Multiculturalism in Canada
There are thousands of ethnicities and tribes in this world, each with its own character and cultural perspectives. During the time of our forefathers, contacts between different ethnicities might be limited to a certain extent. The world ver. 3.0 nowadays is totally different. Globalization pushes our world into a borderless field. Ethnicities, though sometimes serve as barrier, are celebrated in a very different way than they were in the past. In many places people from different ethnicities can live together in harmony. A near-perfect example is Canada.
With so many immigrants coming to Canada, the country enjoys multiculturalism at its best. Various cultures, languages, ethnicities, and accents compose Canada's today 33-million population. More than 200,000 immigrants enter Canada annually. Chinese, Germans, Ukrainians, Doukhbor, Hungarians, South Asians, and Vietnamese are among the most dominant ethnicities in Canada. Before migrating to Canada, many of these immigrants had heard Canada's reputation as a very open and peaceful country where coexistence is really valued by everyone.
Thousand years ago, "native" Canadians came from Asia after crossing lots of icebergs and eventually reached North America. They then started to migrate to other parts of the Americas, including Central and South America. Canada's role as the first gate for immigrants from Asia made up its long-time history as the land of immigrants. About five hundred years ago, Europans started to settle in Canada. Initially, the French came and then followed by the Britons. In the 18th century, after the British was lost during the American Revolution, they had to retreat from the then-USA area and stay in Canada. This is actually how multiculturalism started in Canada.
In 1971, Canadian Federal Government launched a multiculturalism policy that does not only support multiculturalism, but also requires every Canadian to accept the differences within the society. Immigrants are definitely invited to participate fully and equally as members of the society and as citizens of Canada.
This policy came out mainly as a result of a series of tensions between French Canadians and British Canadians during the mid-60's. The Government then appointed some people to sit in the Royal Commission whose main tasks were to learn and to find out some solutions for the tension problem. During their investigations all around the country, members of the Royal Commission found out that they found not only French and British Canadians.

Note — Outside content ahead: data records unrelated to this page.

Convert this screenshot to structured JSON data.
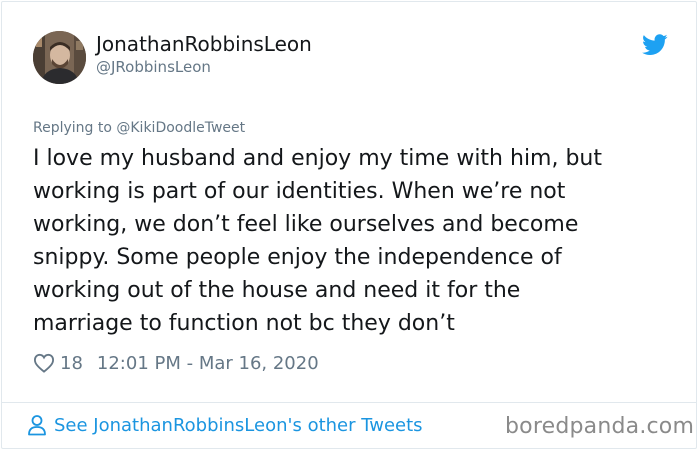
{
  "author": {
    "display_name": "JonathanRobbinsLeon",
    "handle": "@JRobbinsLeon"
  },
  "reply": {
    "text": "Replying to @KikiDoodleTweet"
  },
  "tweet": {
    "lines": [
      "I love my husband and enjoy my time with him, but",
      "working is part of our identities. When we’re not",
      "working, we don’t feel like ourselves and become",
      "snippy. Some people enjoy the independence of",
      "working out of the house and need it for the",
      "marriage to function not bc they don’t"
    ]
  },
  "meta": {
    "likes": "18",
    "timestamp": "12:01 PM - Mar 16, 2020"
  },
  "footer": {
    "see_more": "See JonathanRobbinsLeon's other Tweets",
    "watermark": "boredpanda.com"
  },
  "colors": {
    "twitter_blue": "#1da1f2",
    "link_blue": "#1b95e0",
    "secondary_text": "#657786",
    "border": "#e1e8ed"
  },
  "icons": {
    "brand": "twitter-bird-icon",
    "like": "heart-icon",
    "profile": "person-icon"
  }
}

They also found people from different ethnicities that use languages other than French and English. It turned out that French and British cultures were not the only cultures that have flourished in Canada.
Through their Book of Report: Volume IV, members of the Royal Commissions suggested that all institutions in Canada should include multiculturalism as an integral part of all their policies. They also suggested English and French to be made the national languages of Canada. Basically, they convinced everyone that multiculturalism should be the foundation in building the country. Eventually all provinces of Canada decided to adopt the suggestions. In 1998, the first formal federal law regarding Canada's multicultural policy, the C-93 Bill, was launched.

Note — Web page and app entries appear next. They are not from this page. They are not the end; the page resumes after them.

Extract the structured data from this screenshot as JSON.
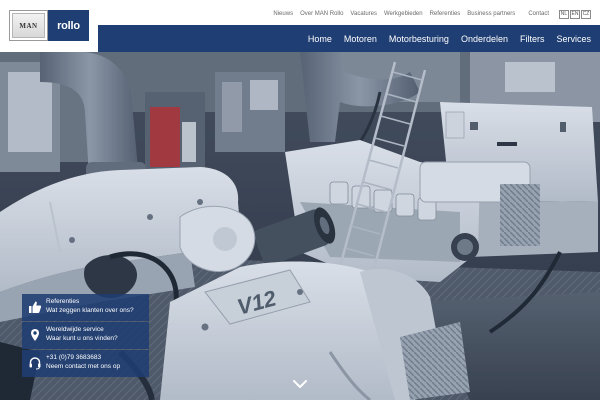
{
  "logo": {
    "man_text": "MAN",
    "rollo_text": "rollo"
  },
  "topnav": {
    "items": [
      "Nieuws",
      "Over MAN Rollo",
      "Vacatures",
      "Werkgebieden",
      "Referenties",
      "Business partners",
      "Contact"
    ],
    "languages": [
      "NL",
      "EN",
      "CZ"
    ]
  },
  "mainnav": {
    "items": [
      "Home",
      "Motoren",
      "Motorbesturing",
      "Onderdelen",
      "Filters",
      "Services"
    ]
  },
  "hero": {
    "engine_badge": "V12"
  },
  "info_boxes": [
    {
      "icon": "thumbs-up-icon",
      "line1": "Referenties",
      "line2": "Wat zeggen klanten over ons?"
    },
    {
      "icon": "map-pin-icon",
      "line1": "Wereldwijde service",
      "line2": "Waar kunt u ons vinden?"
    },
    {
      "icon": "headset-icon",
      "line1": "+31 (0)79 3683683",
      "line2": "Neem contact met ons op"
    }
  ],
  "scroll_icon": "chevron-down-icon",
  "colors": {
    "brand_blue": "#1f3e73",
    "topnav_text": "#6a6a6a"
  }
}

Racial and Ethnic Differences : The Prospect
To be different among the populations is not something novel for Canadians. Canadians have dealt with differences within the society for many years. In the latest 2006 census, more than 30% of Canadian citizens are neither of British nor French descent. They are mostly foreign-born immigrants living in big cities such as Vancouver and Toronto. They came not only from European countries, but also from Asia and Africa. In fact, after the 1970s most of the immigrants are non-traditional immigrants, meaning that they came from non-European countries.
Canada's ethnic diversity can be seen as a reflection of its broad immigration policy. The reasons given for the high level of immigration in Canada which can be broadly categorized into three different segments: social (family reunification), humanitarian (refugees-related issues), and economic (to fill labor market). Those reasons, combined with an attractive immigration policy, have drawn more and more people to live in Canada every year. Good immigration policy has prevented the latent immigrant problem: tension between the locals and the immigrants, while at the same time has allowed a generally smoother upward mobility for immigrants to reach a higher social class. Assimilation seems to be quite successful in Canada. Take a look at the statistics of University of Toronto's student body. More than half of the student populations are people of color. Moreover, 40% are Asians, especially of Chinese and Indian-Pakistani descents. Only 30% of students come from English-speaking countries.

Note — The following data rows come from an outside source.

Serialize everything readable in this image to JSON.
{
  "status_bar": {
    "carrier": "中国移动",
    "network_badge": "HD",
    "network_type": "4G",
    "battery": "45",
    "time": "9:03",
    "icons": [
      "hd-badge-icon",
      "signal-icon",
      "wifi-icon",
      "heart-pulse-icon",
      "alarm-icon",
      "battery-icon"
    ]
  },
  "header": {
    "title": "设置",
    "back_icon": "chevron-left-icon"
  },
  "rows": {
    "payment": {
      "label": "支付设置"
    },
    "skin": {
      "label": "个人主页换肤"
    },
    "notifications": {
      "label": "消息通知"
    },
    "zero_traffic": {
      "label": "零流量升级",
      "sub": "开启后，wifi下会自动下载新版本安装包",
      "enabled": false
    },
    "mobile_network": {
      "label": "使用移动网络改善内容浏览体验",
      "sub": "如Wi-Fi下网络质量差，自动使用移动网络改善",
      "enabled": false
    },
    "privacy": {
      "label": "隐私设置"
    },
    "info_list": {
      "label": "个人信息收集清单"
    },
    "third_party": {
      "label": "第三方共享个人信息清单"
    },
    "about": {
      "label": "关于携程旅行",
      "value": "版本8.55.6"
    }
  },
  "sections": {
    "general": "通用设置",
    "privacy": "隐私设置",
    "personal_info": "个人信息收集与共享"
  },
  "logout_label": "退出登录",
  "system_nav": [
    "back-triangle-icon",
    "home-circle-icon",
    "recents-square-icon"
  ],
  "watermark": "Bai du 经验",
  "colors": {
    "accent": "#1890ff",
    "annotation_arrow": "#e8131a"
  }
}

Diversity in Canada is certainly an asset for Canada's economic development. Multiculturalism is invaluable as it recognizes all known differences. When everyone involved in developing a country agrees that differences should not be a barrier, they all can focus on making a brighter future for the country, both socially and economically. In this aspect, Canada is probably a good example of how a country should handle immigrants.